[Start of section]

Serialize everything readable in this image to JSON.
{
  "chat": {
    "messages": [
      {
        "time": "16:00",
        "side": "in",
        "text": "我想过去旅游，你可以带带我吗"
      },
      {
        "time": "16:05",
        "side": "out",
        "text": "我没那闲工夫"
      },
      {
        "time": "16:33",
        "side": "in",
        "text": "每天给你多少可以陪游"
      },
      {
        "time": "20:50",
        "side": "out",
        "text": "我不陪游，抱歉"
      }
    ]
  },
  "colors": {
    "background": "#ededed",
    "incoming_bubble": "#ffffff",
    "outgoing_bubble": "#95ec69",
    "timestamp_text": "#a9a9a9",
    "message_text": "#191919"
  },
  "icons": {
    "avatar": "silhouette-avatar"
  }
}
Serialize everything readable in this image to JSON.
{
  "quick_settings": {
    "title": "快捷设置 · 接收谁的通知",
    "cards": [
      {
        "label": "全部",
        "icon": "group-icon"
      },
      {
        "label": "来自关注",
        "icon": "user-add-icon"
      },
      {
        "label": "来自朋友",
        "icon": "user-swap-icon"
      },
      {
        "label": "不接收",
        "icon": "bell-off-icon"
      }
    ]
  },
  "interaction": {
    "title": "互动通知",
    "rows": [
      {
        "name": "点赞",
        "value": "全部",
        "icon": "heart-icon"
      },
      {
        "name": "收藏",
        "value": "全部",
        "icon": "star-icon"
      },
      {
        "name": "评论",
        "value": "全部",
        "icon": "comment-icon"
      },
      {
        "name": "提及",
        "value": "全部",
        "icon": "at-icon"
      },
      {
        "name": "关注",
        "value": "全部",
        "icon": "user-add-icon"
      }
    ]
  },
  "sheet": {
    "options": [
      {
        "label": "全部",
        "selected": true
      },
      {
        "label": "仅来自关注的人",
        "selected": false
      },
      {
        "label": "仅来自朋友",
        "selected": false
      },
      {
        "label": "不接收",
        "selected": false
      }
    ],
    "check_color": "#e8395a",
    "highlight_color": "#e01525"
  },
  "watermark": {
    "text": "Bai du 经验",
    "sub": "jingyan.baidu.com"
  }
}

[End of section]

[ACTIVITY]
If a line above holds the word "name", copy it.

[EXERCISE RESULT]
        "name": "点赞",
        "name": "收藏",
        "name": "评论",
        "name": "提及",
        "name": "关注",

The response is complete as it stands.